GPs will now be told when one of their patients tests positive for Covid and will decide whether the virtual ward is right for them, given their age and any other medical conditions.

They will be given a pulse oximeter, which fits over the end of their finger and measures the oxygen levels in their blood, and called or contacted through a mobile phone app.

"Full instructions are provided about how to use this equipment, along with what to do should a patient see their oxygen level reducing," Mr Tingle said.

Dr Neil Hartley-Smith, a Blackpool GP and director at the local clinical commissioning group (CCG), which is responsible for organising and paying for residents' health care, said one of his main concerns since the start of the pandemic has been silent hypoxia, which is "when your body is starved of oxygen without causing noticeable symptoms such as breathlessness".

The chief nurse at the NHS West Lancashire CCG, Claire Heneghan

He said: "This results in patients not realising just how unwell they actually are due to their perceived symptoms being mild.

“A way of identifying silent hypoxia is by monitoring blood oxygen levels.
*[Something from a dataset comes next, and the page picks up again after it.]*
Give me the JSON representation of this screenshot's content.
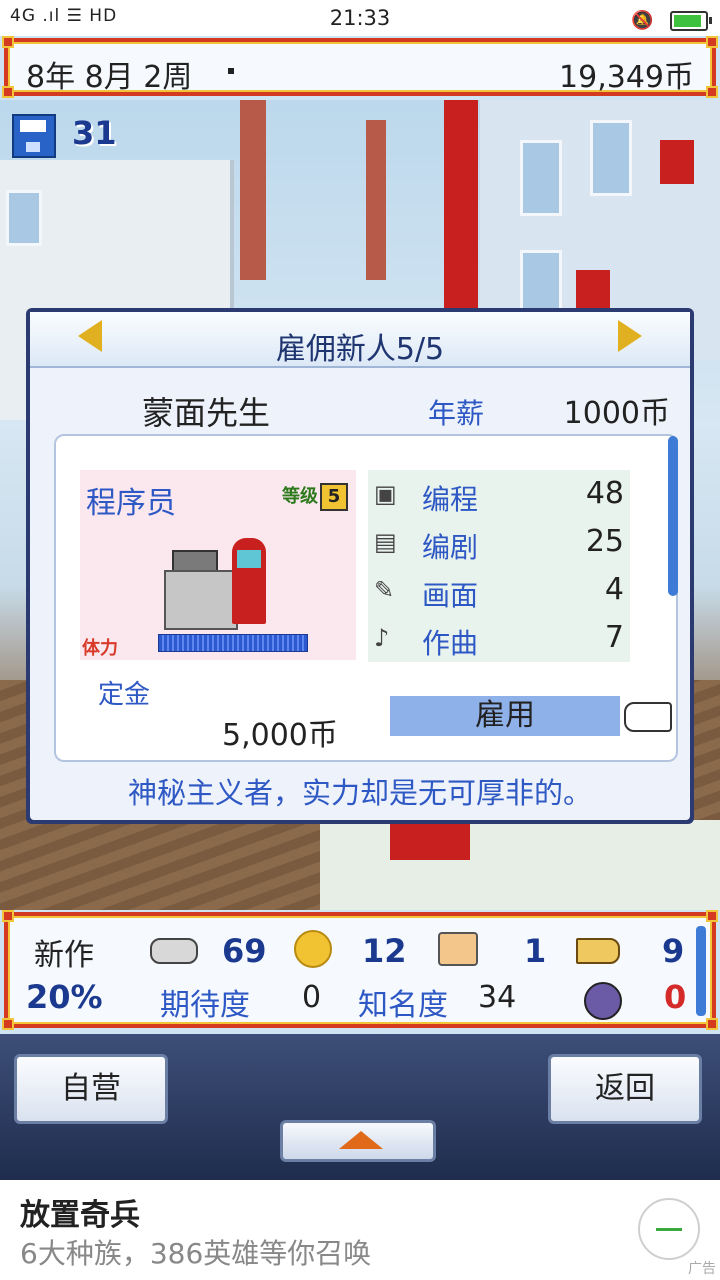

If your level starts to drop, this will be picked up early so treatment can begin in a more-timely fashion.

“Receiving a positive diagnosis of coronavirus can be worrying for a number of people, particularly those who are clinically vulnerable.

"This early warning system should provide some reassurance that any deterioration in health will be picked up sooner.”

Health bosses believe getting patients with silent hypoxia into hospital faster could boost their chances of survival, and have around 8,800 pulse oximeters at their disposal.

The chief nurse at the NHS West Lancashire CCG, Claire Heneghan, said: "This is a significant level of support for anyone who is isolating at home."

All patients whose conditions worsen will be offered the chance to go to hospital.

Some may choose to die at home, however, including those on end-of-life care for other conditions such as cancer.

Those on the virtual ward, which has been rolled out in most areas already with the others to follow by the end of 2020, will not be counted as hospital admissions.

Dr Ravi Gokul, a local GP and director at the NHS Chorley and South Ribble CCG added: “By remotely monitoring people safely at home, we will be able to provide oxygen support earlier, before a person might even realise their oxygen level is falling.

"We will also be able to help our hospital-based colleagues safely discharge more people home.”

The virtual ward scheme was first revealed by Dr Grahame Goode, the deputy medical director at Blackpool Victoria Hospital.

He said during a recent Covid briefing: "Another innovation which we've done with our GP partners in primary care is a virtual Covid ward.

"There are a number of patients who are monitored in their own home - with oxygen saturations - and visits from the primary care teams.

"We have the capacity to manage up to 60 patients in the community rather than being in hospital.

"This is a really big bonus for us to get people out but managed safely in the community."